In Australia, the incursion of farmers into interior districts from the 1870s took them into locust country, populated in most years by localised high density swarms of the native Australian plague locust (Chortoicetes terminifera). Less frequent, more widespread population booms were characterised by the farmers (and later their supporting agricultural institutions) as locust plagues. In this paper I trace how the human settler population ‘made war’ with locusts on their home territory, as the two communities competed for the food being produced in these areas. Following Ed Russell, I focus on human efforts to control locusts as illuminating some of the diverse relationships between war and nature, from the prevalence of military metaphors in early locust encounters to the use of RAAF planes to spray Lindane (a persistent organochlorine pesticide) over the Victorian mallee in 1946. While Russell concluded his examination of ideological, technological and organisational links between chemical warfare and pest control in the 1960s, I follow similar connections in the Australian context into the 1970s and beyond. Prior to the 1970s the war on locusts was widely conceived of and operationalised in conventional military terms, as defensive action against a hostile invader. While this paradigm was never abandoned, the establishment of the Australian Plague Locust Commission in 1974, near the end of the Vietnam war, signalled the beginning of a shift in strategy to one more akin to guerilla warfare, based on coordinated surveillance and mobile strikes on breeding events in the arid locust heartland. By the 2000s, the locust control rhetoric closely mirrored that of the war on terror. The ongoing war on locusts highlights the entanglement of war on humans and war on nature as a key element of modernity.
|Title of host publication||Animals Count|
|Subtitle of host publication||How Population Size Matters in Animal-Human Relations|

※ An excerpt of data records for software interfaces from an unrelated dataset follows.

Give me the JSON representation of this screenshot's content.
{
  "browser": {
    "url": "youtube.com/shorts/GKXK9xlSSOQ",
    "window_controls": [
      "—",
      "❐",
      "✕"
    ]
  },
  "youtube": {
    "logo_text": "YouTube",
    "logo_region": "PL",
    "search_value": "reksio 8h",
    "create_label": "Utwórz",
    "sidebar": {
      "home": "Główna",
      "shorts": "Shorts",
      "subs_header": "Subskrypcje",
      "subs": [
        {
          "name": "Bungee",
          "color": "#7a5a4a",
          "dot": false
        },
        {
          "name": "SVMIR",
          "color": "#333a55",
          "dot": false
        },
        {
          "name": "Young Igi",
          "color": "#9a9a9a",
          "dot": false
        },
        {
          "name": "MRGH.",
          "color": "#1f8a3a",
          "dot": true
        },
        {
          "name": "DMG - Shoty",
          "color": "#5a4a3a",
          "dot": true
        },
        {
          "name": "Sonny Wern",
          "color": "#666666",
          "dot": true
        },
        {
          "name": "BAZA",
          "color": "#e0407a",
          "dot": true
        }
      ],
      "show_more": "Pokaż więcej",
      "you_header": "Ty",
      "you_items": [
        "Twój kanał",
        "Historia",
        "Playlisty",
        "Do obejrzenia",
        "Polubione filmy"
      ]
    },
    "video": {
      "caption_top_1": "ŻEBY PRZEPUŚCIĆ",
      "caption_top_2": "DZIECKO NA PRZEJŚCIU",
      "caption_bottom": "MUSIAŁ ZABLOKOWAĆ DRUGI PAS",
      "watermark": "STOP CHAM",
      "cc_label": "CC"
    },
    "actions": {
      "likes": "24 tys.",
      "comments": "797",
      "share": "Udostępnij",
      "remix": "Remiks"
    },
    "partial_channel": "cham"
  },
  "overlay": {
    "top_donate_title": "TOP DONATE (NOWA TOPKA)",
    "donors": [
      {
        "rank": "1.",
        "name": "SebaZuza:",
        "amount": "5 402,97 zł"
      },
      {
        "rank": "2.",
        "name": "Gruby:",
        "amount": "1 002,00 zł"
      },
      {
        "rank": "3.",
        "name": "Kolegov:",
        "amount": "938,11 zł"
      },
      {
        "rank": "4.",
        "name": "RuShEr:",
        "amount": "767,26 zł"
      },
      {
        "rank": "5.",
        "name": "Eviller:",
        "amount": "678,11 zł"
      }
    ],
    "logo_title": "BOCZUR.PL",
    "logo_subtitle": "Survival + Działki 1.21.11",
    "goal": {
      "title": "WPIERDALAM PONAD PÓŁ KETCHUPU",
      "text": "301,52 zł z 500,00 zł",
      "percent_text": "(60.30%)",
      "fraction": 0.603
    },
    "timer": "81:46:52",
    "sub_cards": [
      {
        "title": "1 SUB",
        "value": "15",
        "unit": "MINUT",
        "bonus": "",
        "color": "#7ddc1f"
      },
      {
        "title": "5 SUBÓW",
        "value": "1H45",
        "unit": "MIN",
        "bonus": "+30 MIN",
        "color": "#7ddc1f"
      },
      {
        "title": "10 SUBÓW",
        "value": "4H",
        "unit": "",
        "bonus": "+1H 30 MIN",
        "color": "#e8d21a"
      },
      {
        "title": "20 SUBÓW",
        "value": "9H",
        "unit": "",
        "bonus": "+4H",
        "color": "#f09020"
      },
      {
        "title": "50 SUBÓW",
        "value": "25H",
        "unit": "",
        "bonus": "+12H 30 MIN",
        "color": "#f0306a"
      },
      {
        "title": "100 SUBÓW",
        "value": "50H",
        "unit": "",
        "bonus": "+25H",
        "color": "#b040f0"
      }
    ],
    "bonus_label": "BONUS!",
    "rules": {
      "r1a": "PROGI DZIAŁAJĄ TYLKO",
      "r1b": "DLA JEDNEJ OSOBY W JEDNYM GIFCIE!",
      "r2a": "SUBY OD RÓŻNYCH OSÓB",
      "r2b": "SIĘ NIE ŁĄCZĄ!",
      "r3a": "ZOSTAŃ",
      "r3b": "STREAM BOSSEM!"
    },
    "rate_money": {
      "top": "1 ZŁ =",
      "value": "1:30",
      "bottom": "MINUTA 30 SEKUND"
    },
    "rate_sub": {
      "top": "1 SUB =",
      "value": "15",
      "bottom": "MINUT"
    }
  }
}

|Editors||Nancy Cushing, Jodi Frawley|
|Place of Publication||Oxford|
|Publication status||Published - 2018|
|Name||Routledge Environmental Humanities|